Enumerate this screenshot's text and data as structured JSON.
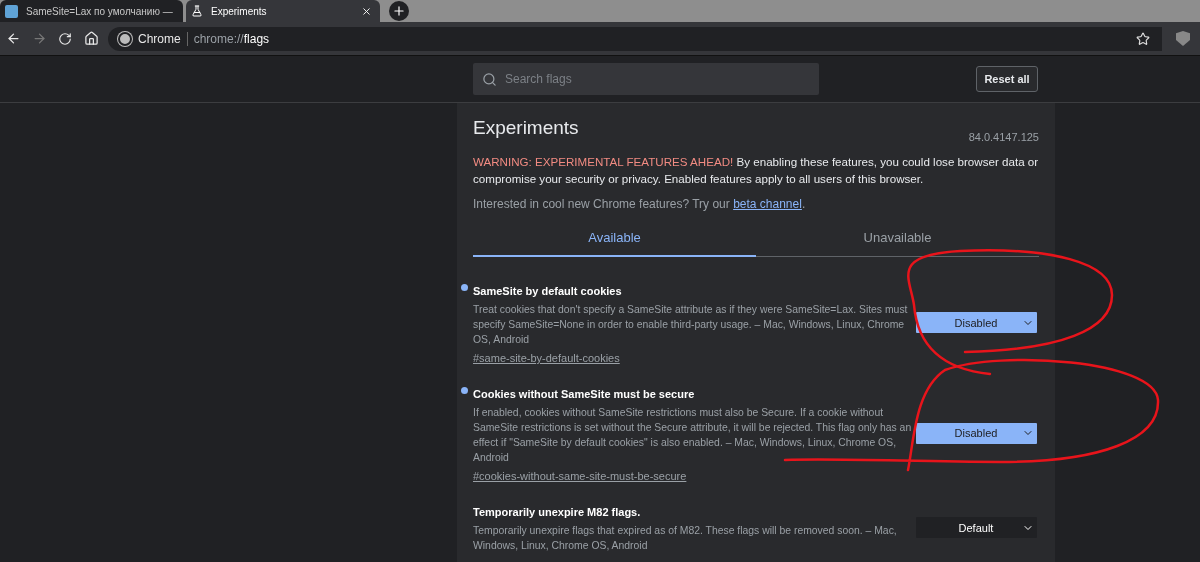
{
  "tabs": [
    {
      "title": "SameSite=Lax по умолчанию —",
      "selected": false
    },
    {
      "title": "Experiments",
      "selected": true
    }
  ],
  "address": {
    "site_label": "Chrome",
    "scheme": "chrome://",
    "path": "flags"
  },
  "search": {
    "placeholder": "Search flags"
  },
  "reset_button": "Reset all",
  "title": "Experiments",
  "version": "84.0.4147.125",
  "warning_lead": "WARNING: EXPERIMENTAL FEATURES AHEAD!",
  "warning_text": " By enabling these features, you could lose browser data or compromise your security or privacy. Enabled features apply to all users of this browser.",
  "promo": {
    "text": "Interested in cool new Chrome features? Try our ",
    "link": "beta channel",
    "end": "."
  },
  "section_tabs": [
    {
      "label": "Available",
      "selected": true
    },
    {
      "label": "Unavailable",
      "selected": false
    }
  ],
  "flags": [
    {
      "name": "SameSite by default cookies",
      "modified": true,
      "description": "Treat cookies that don't specify a SameSite attribute as if they were SameSite=Lax. Sites must specify SameSite=None in order to enable third-party usage. – Mac, Windows, Linux, Chrome OS, Android",
      "link": "#same-site-by-default-cookies",
      "value": "Disabled"
    },
    {
      "name": "Cookies without SameSite must be secure",
      "modified": true,
      "description": "If enabled, cookies without SameSite restrictions must also be Secure. If a cookie without SameSite restrictions is set without the Secure attribute, it will be rejected. This flag only has an effect if \"SameSite by default cookies\" is also enabled. – Mac, Windows, Linux, Chrome OS, Android",
      "link": "#cookies-without-same-site-must-be-secure",
      "value": "Disabled"
    },
    {
      "name": "Temporarily unexpire M82 flags.",
      "modified": false,
      "description": "Temporarily unexpire flags that expired as of M82. These flags will be removed soon. – Mac, Windows, Linux, Chrome OS, Android",
      "value": "Default"
    }
  ]
}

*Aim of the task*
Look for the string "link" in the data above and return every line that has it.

*Solution to this task*
    "link": "beta channel",
      "link": "#same-site-by-default-cookies",
      "link": "#cookies-without-same-site-must-be-secure",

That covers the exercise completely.